#### Problem to work on
Write the records out again, exactly.

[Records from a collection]
____________________

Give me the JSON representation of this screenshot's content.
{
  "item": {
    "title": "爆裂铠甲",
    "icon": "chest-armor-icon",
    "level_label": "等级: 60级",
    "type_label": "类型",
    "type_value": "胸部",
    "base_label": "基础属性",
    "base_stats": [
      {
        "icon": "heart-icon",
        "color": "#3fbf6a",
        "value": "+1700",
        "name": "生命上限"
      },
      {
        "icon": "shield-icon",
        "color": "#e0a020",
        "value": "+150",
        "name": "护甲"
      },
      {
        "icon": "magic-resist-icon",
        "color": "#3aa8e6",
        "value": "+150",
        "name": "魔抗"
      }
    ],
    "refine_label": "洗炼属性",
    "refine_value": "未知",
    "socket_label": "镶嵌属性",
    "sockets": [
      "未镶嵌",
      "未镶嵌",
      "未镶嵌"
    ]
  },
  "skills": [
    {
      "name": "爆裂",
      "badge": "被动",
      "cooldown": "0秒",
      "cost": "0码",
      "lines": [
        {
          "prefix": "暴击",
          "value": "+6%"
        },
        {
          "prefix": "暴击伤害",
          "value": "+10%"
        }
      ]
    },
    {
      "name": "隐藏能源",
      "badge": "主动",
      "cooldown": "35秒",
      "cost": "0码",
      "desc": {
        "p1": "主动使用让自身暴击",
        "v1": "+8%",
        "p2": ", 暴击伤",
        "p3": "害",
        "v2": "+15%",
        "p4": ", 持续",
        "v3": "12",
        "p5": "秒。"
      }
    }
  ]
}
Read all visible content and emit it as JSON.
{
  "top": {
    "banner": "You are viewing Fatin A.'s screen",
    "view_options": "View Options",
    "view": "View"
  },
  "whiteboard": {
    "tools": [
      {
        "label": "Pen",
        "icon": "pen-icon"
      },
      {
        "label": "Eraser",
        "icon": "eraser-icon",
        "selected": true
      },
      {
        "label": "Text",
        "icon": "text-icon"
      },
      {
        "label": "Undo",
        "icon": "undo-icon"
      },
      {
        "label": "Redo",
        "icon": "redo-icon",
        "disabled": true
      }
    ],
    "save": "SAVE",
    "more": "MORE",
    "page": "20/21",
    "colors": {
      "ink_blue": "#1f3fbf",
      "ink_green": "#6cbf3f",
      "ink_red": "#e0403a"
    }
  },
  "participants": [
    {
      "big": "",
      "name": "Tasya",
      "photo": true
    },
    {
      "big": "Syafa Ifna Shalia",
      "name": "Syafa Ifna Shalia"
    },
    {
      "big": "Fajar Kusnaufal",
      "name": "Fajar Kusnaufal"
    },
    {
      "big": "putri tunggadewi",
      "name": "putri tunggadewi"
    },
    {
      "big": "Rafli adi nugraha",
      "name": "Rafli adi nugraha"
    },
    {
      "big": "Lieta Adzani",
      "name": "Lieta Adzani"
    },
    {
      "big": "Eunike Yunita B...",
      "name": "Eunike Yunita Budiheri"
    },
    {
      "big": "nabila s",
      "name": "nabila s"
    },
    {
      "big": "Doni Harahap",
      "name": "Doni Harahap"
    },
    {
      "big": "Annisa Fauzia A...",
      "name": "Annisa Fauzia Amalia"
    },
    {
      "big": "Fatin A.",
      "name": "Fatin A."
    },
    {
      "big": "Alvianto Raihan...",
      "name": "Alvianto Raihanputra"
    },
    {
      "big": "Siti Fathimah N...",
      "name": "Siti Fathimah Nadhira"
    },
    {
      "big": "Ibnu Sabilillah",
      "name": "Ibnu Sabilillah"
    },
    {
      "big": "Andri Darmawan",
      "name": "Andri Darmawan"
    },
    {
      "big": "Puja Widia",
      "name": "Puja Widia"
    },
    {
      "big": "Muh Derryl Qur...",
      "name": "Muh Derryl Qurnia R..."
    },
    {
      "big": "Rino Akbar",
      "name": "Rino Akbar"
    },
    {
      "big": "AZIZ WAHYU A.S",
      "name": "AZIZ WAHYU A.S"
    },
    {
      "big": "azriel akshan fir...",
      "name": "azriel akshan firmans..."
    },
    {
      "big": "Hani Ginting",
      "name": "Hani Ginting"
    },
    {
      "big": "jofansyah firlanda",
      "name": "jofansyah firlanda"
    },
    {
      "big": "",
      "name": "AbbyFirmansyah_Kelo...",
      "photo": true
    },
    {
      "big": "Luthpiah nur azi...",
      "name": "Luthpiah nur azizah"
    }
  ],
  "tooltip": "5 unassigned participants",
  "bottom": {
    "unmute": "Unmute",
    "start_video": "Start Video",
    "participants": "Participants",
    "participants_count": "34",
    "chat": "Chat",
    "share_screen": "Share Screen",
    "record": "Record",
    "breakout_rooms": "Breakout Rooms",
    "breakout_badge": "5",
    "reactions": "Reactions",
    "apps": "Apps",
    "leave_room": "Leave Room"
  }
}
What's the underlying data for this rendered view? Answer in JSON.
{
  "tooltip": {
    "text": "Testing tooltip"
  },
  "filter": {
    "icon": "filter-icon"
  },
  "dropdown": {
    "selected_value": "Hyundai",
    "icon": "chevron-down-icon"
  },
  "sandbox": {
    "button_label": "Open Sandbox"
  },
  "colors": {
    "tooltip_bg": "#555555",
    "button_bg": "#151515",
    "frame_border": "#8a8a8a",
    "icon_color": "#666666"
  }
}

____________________

#### Task answer
Give me the JSON representation of this screenshot's content.
{
  "item": {
    "title": "爆裂铠甲",
    "icon": "chest-armor-icon",
    "level_label": "等级: 60级",
    "type_label": "类型",
    "type_value": "胸部",
    "base_label": "基础属性",
    "base_stats": [
      {
        "icon": "heart-icon",
        "color": "#3fbf6a",
        "value": "+1700",
        "name": "生命上限"
      },
      {
        "icon": "shield-icon",
        "color": "#e0a020",
        "value": "+150",
        "name": "护甲"
      },
      {
        "icon": "magic-resist-icon",
        "color": "#3aa8e6",
        "value": "+150",
        "name": "魔抗"
      }
    ],
    "refine_label": "洗炼属性",
    "refine_value": "未知",
    "socket_label": "镶嵌属性",
    "sockets": [
      "未镶嵌",
      "未镶嵌",
      "未镶嵌"
    ]
  },
  "skills": [
    {
      "name": "爆裂",
      "badge": "被动",
      "cooldown": "0秒",
      "cost": "0码",
      "lines": [
        {
          "prefix": "暴击",
          "value": "+6%"
        },
        {
          "prefix": "暴击伤害",
          "value": "+10%"
        }
      ]
    },
    {
      "name": "隐藏能源",
      "badge": "主动",
      "cooldown": "35秒",
      "cost": "0码",
      "desc": {
        "p1": "主动使用让自身暴击",
        "v1": "+8%",
        "p2": ", 暴击伤",
        "p3": "害",
        "v2": "+15%",
        "p4": ", 持续",
        "v3": "12",
        "p5": "秒。"
      }
    }
  ]
}
Read all visible content and emit it as JSON.
{
  "top": {
    "banner": "You are viewing Fatin A.'s screen",
    "view_options": "View Options",
    "view": "View"
  },
  "whiteboard": {
    "tools": [
      {
        "label": "Pen",
        "icon": "pen-icon"
      },
      {
        "label": "Eraser",
        "icon": "eraser-icon",
        "selected": true
      },
      {
        "label": "Text",
        "icon": "text-icon"
      },
      {
        "label": "Undo",
        "icon": "undo-icon"
      },
      {
        "label": "Redo",
        "icon": "redo-icon",
        "disabled": true
      }
    ],
    "save": "SAVE",
    "more": "MORE",
    "page": "20/21",
    "colors": {
      "ink_blue": "#1f3fbf",
      "ink_green": "#6cbf3f",
      "ink_red": "#e0403a"
    }
  },
  "participants": [
    {
      "big": "",
      "name": "Tasya",
      "photo": true
    },
    {
      "big": "Syafa Ifna Shalia",
      "name": "Syafa Ifna Shalia"
    },
    {
      "big": "Fajar Kusnaufal",
      "name": "Fajar Kusnaufal"
    },
    {
      "big": "putri tunggadewi",
      "name": "putri tunggadewi"
    },
    {
      "big": "Rafli adi nugraha",
      "name": "Rafli adi nugraha"
    },
    {
      "big": "Lieta Adzani",
      "name": "Lieta Adzani"
    },
    {
      "big": "Eunike Yunita B...",
      "name": "Eunike Yunita Budiheri"
    },
    {
      "big": "nabila s",
      "name": "nabila s"
    },
    {
      "big": "Doni Harahap",
      "name": "Doni Harahap"
    },
    {
      "big": "Annisa Fauzia A...",
      "name": "Annisa Fauzia Amalia"
    },
    {
      "big": "Fatin A.",
      "name": "Fatin A."
    },
    {
      "big": "Alvianto Raihan...",
      "name": "Alvianto Raihanputra"
    },
    {
      "big": "Siti Fathimah N...",
      "name": "Siti Fathimah Nadhira"
    },
    {
      "big": "Ibnu Sabilillah",
      "name": "Ibnu Sabilillah"
    },
    {
      "big": "Andri Darmawan",
      "name": "Andri Darmawan"
    },
    {
      "big": "Puja Widia",
      "name": "Puja Widia"
    },
    {
      "big": "Muh Derryl Qur...",
      "name": "Muh Derryl Qurnia R..."
    },
    {
      "big": "Rino Akbar",
      "name": "Rino Akbar"
    },
    {
      "big": "AZIZ WAHYU A.S",
      "name": "AZIZ WAHYU A.S"
    },
    {
      "big": "azriel akshan fir...",
      "name": "azriel akshan firmans..."
    },
    {
      "big": "Hani Ginting",
      "name": "Hani Ginting"
    },
    {
      "big": "jofansyah firlanda",
      "name": "jofansyah firlanda"
    },
    {
      "big": "",
      "name": "AbbyFirmansyah_Kelo...",
      "photo": true
    },
    {
      "big": "Luthpiah nur azi...",
      "name": "Luthpiah nur azizah"
    }
  ],
  "tooltip": "5 unassigned participants",
  "bottom": {
    "unmute": "Unmute",
    "start_video": "Start Video",
    "participants": "Participants",
    "participants_count": "34",
    "chat": "Chat",
    "share_screen": "Share Screen",
    "record": "Record",
    "breakout_rooms": "Breakout Rooms",
    "breakout_badge": "5",
    "reactions": "Reactions",
    "apps": "Apps",
    "leave_room": "Leave Room"
  }
}
What's the underlying data for this rendered view? Answer in JSON.
{
  "tooltip": {
    "text": "Testing tooltip"
  },
  "filter": {
    "icon": "filter-icon"
  },
  "dropdown": {
    "selected_value": "Hyundai",
    "icon": "chevron-down-icon"
  },
  "sandbox": {
    "button_label": "Open Sandbox"
  },
  "colors": {
    "tooltip_bg": "#555555",
    "button_bg": "#151515",
    "frame_border": "#8a8a8a",
    "icon_color": "#666666"
  }
}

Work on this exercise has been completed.